Reynolds: [It’s] very much like junior high school all over again. You hear the music industry and think, [there are] so many people involved because it’s everywhere, but it’s very, very small. The players are the players. Once you recognize who makes the calls — the companies that can really make things happen — that’s a very, very small group, which is something I didn’t know from the outside perspective. The business is focused around a small core of companies that hold a lot of sway in the way everything goes – [for instance], what you hear on the radio. I had no idea how tough it is to actually get on the radio, how much money is actually behind getting on the radio. It’s a whole different monster than what people think. People think you can make a great song and it can be planted and rated just because people like it. [That’s] not the way things work. Overall, I’ve learned that [there are] 20 more steps than what I thought there would be on any endeavor in the music industry. It’s very drawn out. [There are] a lot of hoops to jump through.

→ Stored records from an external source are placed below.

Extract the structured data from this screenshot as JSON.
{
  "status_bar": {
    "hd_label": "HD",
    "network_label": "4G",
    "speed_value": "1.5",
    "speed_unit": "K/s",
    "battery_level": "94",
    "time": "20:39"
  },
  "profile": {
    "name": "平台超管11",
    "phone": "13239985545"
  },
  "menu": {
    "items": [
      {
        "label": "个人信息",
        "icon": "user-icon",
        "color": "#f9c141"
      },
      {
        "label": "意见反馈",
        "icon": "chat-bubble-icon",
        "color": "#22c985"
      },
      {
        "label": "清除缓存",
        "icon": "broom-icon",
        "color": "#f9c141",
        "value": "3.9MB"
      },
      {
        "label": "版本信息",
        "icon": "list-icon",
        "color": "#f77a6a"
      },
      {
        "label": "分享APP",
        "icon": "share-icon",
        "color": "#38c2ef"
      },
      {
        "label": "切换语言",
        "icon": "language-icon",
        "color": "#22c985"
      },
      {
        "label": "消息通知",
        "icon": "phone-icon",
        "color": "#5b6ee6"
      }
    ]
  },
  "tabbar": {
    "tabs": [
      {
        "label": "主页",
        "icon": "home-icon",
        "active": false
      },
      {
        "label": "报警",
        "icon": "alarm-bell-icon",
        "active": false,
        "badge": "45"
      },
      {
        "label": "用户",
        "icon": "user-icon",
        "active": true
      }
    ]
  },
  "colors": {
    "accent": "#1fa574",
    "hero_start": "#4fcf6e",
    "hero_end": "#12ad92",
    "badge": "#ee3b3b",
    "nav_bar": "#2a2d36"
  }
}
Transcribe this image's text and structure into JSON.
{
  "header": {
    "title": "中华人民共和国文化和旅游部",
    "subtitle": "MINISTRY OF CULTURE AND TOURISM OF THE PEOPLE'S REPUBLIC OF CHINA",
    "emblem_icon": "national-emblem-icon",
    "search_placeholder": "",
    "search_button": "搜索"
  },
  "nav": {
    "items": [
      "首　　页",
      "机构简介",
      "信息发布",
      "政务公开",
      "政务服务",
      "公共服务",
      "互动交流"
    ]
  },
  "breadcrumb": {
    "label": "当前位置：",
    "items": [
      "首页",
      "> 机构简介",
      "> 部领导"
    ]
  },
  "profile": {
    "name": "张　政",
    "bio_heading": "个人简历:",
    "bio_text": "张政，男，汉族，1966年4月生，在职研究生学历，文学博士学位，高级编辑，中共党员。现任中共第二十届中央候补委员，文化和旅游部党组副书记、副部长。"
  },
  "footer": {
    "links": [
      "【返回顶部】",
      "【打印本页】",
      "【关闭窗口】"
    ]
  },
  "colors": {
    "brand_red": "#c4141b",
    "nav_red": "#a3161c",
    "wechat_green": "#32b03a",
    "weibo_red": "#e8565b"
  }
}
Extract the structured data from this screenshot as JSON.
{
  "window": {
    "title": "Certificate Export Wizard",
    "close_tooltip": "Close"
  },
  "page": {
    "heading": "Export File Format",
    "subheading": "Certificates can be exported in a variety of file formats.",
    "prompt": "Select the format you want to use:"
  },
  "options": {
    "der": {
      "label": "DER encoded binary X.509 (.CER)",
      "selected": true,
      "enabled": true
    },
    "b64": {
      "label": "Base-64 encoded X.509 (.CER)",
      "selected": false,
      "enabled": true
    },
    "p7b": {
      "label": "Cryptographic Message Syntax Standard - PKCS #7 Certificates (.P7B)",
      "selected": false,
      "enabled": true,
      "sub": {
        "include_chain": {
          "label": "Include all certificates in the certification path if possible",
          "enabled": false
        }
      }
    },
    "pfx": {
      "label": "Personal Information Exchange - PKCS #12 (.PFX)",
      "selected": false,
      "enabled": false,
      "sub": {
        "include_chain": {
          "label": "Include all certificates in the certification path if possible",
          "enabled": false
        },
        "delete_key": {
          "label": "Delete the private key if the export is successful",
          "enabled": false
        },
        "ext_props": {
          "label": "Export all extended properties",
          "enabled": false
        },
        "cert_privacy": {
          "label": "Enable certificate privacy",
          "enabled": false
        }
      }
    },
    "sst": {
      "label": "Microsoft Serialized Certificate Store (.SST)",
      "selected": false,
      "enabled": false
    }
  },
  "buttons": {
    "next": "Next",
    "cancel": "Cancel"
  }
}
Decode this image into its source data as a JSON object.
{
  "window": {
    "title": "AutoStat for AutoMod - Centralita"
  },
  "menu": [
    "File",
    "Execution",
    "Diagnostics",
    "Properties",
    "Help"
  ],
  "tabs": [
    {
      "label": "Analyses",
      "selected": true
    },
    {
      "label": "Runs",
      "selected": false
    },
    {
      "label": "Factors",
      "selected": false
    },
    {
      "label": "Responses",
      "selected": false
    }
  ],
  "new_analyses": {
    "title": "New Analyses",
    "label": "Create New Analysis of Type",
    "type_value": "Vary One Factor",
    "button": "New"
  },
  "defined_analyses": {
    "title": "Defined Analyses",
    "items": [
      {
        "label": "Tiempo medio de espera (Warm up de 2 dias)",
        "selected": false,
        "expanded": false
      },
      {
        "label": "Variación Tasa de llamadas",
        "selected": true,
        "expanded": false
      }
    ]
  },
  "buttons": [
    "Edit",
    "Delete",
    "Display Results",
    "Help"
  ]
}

KWHS: But it sounds like you’ve been gaining legitimacy among your peers in the music industry in that people are starting to listen and people are starting to make good decisions on behalf of your group. Is that true?
Reynolds: Oh, without a doubt, without a doubt. One thing that’s been difficult for me is fighting the stereotype of my age. I’m 20 years old and [while] I’m in a young industry, 20 is still considered on the very young spectrum. It’s been difficult convincing people that I’m capable. I’ve already spoken to the pros of being new to the industry. But that’s been an uphill fight, trying to show people that [youth] sometimes is a blessing.
KWHS: What is your favorite hip-hop song and why?
Reynolds: “Take Me Back” by OCD — I know that’s the cheesiest answer in the world. But I have to say, that’s the God’s honest truth. And both of the guys are going to joke with me for saying this.
KWHS: Tell me why [it’s your favorite].
Reynolds: It makes me feel very, very happy. I know that sounds ridiculous.
KWHS: This is obviously a Moosh and Twist song.
Reynolds: Exactly. As a listener, [it] just takes me back to the days — it brings me back. Sometimes music has that weird power over you, and it gives you literal images in your head of certain memories that are totally not the guys’ intentions. They didn’t make the song to say, “This is what I want you to think of when you hear it.” But a good artist naturally inspires people. That song makes me feel good. I genuinely love showing it to people. I love bringing it up on YouTube, showing my family, showing all my friends and my fraternity. So yeah, I’m an OCD super fan, one could say.
What are your thoughts about Evan Reynolds' decision to leave Wharton and manage OCD full-time? What are the pros and cons of this kind of life-changing move? Take a moment to update yourself on Evan's path since 2011. Is he still a hip-hop manager?
What are your biggest takeaways from this interview with Evan?